Ohio Gov. John Kasich. Photo by Gage Skidmore.
It’s been four decades since I covered my first presidential debate, when I wrote about a televised encounter between President Gerald Ford and candidate Jimmy Carter for my college newspaper.
Ford committed a famous gaffe in that debate, declaring that there was “no Soviet domination in Eastern Europe” at the height of the Cold War. Carter went on to win the White House, although Ford’s pardon of ex-President Richard Nixon and a subsequent sharp recession probably had more to do with the outcome than the general incredulity over his remarks about the independence, or lack thereof, of Poland and other Soviet satellite states.
When you follow politics as closely and for as long as I have, you can get so engrossed in the contest that even the most predictable campaign holds your attention as you wait for something unexpected to happen. The Ford-Carter contest was not a predictable campaign, and this year’s presidential race is even less so. Although I’m always eager to see the outcome, I rarely find myself saying I wish the whole thing would be over already.
A lot of other people feel differently, however, and there is a good chance you are one of them. In which case I have bad news: The 2020 White House race is clearly underway even before the first debate between the 2016 candidates has happened.
Ohio Gov. John Kasich is obviously trying to position himself for the inside track to the GOP nomination for 2020. His first step, having dropped out of this year’s race after only winning his home state primary, is to try to stay relevant. His attempts mostly involve casting shade on Donald Trump at every opportunity: staying away from the Cleveland convention while hosting his own events in a bid for attention, hitting the Sunday morning talk shows to announce that while he would never vote for Clinton he won’t back Trump either, and attacking GOP Chairman Reince Priebus by proxy for having the temerity to expect Kasich to honor his pledge to back the party’s nominee.
A Trump victory in November would put a serious crimp on Kasich’s ambitions, since Trump would presumably seek re-election in four years. A Clinton victory would put her, in 2020, in the same position as George H.W. Bush when he sought a second term in 1992, after his party held the White House for a dozen years. Incidentally, Bush was knocked off his presidential pedestal by someone else named Clinton.
With less hubris and more humor than Kasich, Jeb Bush – son of the president Bill Clinton defeated, because I just can’t shake these characters no matter how long I follow politics – has also hinted that he would like to give it another go. As part of the opening segment of this weekend’s Emmy Awards, Bush appeared in a sketch moonlighting as an Uber driver. After telling host and nominee Jimmy Kimmel, “if you run a positive campaign, the voters will ultimately make the right choice” – and subsequently having to explain that this was a joke – Bush ejected Kimmel from the car and shouted “Jeb, Exclamation Point,” lampooning his much-derided campaign branding.
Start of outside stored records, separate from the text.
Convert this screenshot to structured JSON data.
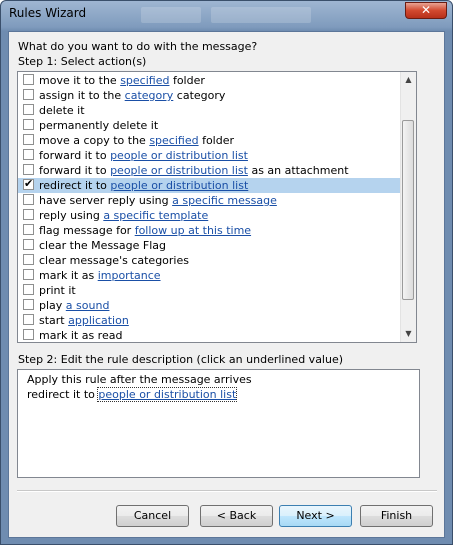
{
  "window": {
    "title": "Rules Wizard",
    "close_glyph": "✕"
  },
  "prompt": "What do you want to do with the message?",
  "step1": {
    "label": "Step 1: Select action(s)",
    "actions": [
      {
        "pre": "move it to the ",
        "link": "specified",
        "post": " folder",
        "checked": false
      },
      {
        "pre": "assign it to the ",
        "link": "category",
        "post": " category",
        "checked": false
      },
      {
        "pre": "delete it",
        "link": "",
        "post": "",
        "checked": false
      },
      {
        "pre": "permanently delete it",
        "link": "",
        "post": "",
        "checked": false
      },
      {
        "pre": "move a copy to the ",
        "link": "specified",
        "post": " folder",
        "checked": false
      },
      {
        "pre": "forward it to ",
        "link": "people or distribution list",
        "post": "",
        "checked": false
      },
      {
        "pre": "forward it to ",
        "link": "people or distribution list",
        "post": " as an attachment",
        "checked": false
      },
      {
        "pre": "redirect it to ",
        "link": "people or distribution list",
        "post": "",
        "checked": true
      },
      {
        "pre": "have server reply using ",
        "link": "a specific message",
        "post": "",
        "checked": false
      },
      {
        "pre": "reply using ",
        "link": "a specific template",
        "post": "",
        "checked": false
      },
      {
        "pre": "flag message for ",
        "link": "follow up at this time",
        "post": "",
        "checked": false
      },
      {
        "pre": "clear the Message Flag",
        "link": "",
        "post": "",
        "checked": false
      },
      {
        "pre": "clear message's categories",
        "link": "",
        "post": "",
        "checked": false
      },
      {
        "pre": "mark it as ",
        "link": "importance",
        "post": "",
        "checked": false
      },
      {
        "pre": "print it",
        "link": "",
        "post": "",
        "checked": false
      },
      {
        "pre": "play ",
        "link": "a sound",
        "post": "",
        "checked": false
      },
      {
        "pre": "start ",
        "link": "application",
        "post": "",
        "checked": false
      },
      {
        "pre": "mark it as read",
        "link": "",
        "post": "",
        "checked": false
      }
    ],
    "selected_index": 7
  },
  "step2": {
    "label": "Step 2: Edit the rule description (click an underlined value)",
    "line1": "Apply this rule after the message arrives",
    "line2_pre": "redirect it to ",
    "line2_link": "people or distribution list"
  },
  "buttons": {
    "cancel": "Cancel",
    "back": "< Back",
    "next": "Next >",
    "finish": "Finish"
  },
  "scrollbar": {
    "up_glyph": "▲",
    "down_glyph": "▼"
  }
}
He then drove off, displaying a “Jeb! 2016” bumper sticker with the “16” crossed out and a “20” written in.
This sketch seems to have played well to its target audience. But for the elements of the Republican party that prefer to see Trump rather than Clinton move into the White House come January, there is nothing funny about the Bush family’s ongoing refusal to support the nominee that was chosen by the same party electorate that has kept them in public life even longer than I have been following this sport.
Kasich and the Bush family are not the only Republicans who continue to withhold their support. Stories of former friends and colleagues refusing to even speak to one another over differences over Trump have evidently become common, especially inside the Beltway. This summer, the radio program “This American Life” profiled Doug Deason, a major Republican donor who was originally wary of Trump but eventually came to support him. This decision put him at odds with a man Deason described as his mentor: Charles Koch, who has held firm that he will support neither Trump nor Clinton. Some of the Republican staffers who recently spoke to The Hill about pro- and anti-Trump disputes in Washington asked to be anonymous out of fear their Trump support would hurt their careers.
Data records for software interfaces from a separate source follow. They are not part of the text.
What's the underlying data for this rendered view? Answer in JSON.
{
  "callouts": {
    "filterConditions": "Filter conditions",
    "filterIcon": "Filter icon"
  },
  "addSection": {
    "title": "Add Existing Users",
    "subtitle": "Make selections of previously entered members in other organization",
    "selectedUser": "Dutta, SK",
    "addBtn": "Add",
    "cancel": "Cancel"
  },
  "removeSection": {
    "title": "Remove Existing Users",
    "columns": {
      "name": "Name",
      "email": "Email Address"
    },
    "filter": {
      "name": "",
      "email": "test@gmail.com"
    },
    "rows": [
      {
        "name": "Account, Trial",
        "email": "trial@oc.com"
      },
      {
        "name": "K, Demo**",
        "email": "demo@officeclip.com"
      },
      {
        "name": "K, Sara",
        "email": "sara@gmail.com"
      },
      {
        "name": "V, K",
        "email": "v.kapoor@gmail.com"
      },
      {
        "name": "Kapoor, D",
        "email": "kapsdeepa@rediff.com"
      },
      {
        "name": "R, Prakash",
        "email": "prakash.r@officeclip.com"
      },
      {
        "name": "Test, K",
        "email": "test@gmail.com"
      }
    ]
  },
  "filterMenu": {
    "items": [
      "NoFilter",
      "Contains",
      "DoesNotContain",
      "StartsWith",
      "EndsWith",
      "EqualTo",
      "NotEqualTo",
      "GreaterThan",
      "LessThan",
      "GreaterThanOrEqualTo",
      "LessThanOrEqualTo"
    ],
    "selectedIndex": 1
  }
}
So it is no secret that many Republicans dislike Trump, and more than a few have staked out public positions against him. It isn’t a huge surprise to see party insiders, in particular, oppose the candidate whose entire candidacy is based on not being an insider. I imagine these GOP not-blind loyalists will get religion in a hurry, however, if Trump should happen to win the White House and thus find himself in need of candidates to fill between 5,000 and 10,000 decently paid and highly prestigious administration positions.
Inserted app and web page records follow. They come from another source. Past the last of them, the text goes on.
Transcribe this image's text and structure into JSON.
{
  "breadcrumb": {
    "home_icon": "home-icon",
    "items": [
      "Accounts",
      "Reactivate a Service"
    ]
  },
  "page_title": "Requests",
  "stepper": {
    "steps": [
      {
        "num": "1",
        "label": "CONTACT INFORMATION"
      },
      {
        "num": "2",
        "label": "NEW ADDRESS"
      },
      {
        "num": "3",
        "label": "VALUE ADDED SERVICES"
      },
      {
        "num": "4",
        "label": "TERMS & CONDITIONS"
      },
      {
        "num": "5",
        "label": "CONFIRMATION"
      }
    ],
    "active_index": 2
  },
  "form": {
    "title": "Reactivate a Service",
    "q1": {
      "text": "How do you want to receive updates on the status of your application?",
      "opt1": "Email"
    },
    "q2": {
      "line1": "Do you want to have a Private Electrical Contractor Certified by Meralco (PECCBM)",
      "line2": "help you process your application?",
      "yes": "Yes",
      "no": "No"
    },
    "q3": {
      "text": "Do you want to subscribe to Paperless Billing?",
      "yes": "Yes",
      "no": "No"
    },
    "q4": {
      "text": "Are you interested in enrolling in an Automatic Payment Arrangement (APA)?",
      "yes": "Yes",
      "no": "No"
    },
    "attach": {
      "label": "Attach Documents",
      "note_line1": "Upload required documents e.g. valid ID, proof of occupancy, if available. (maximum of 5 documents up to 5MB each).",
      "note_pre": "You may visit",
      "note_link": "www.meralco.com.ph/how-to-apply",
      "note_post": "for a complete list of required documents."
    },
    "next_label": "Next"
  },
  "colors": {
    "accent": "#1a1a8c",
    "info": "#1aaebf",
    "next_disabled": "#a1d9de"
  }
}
And if he loses? Kasich and Bush will be looking for early financial backers for their 2020 presidential campaigns. They’d better do it quickly, too. My guess is that the longer the GOP donor base has to put up with Clinton administration appointees to the courts and to key agencies including the Environmental Protection Agency, National Labor Relations Board, Federal Communications Commission, Securities and Exchange Commission, Consumer Financial Protection Bureau and the Treasury, the less happy they will be with the outcome of 2016’s balloting and the less inclined they will be to support Republicans who did what they could to ensure Trump’s candidacy would fail.
I don’t blame you if you cannot wait for the 2016 race to be over. I am in no hurry, however, especially since the 2020 race has already begun.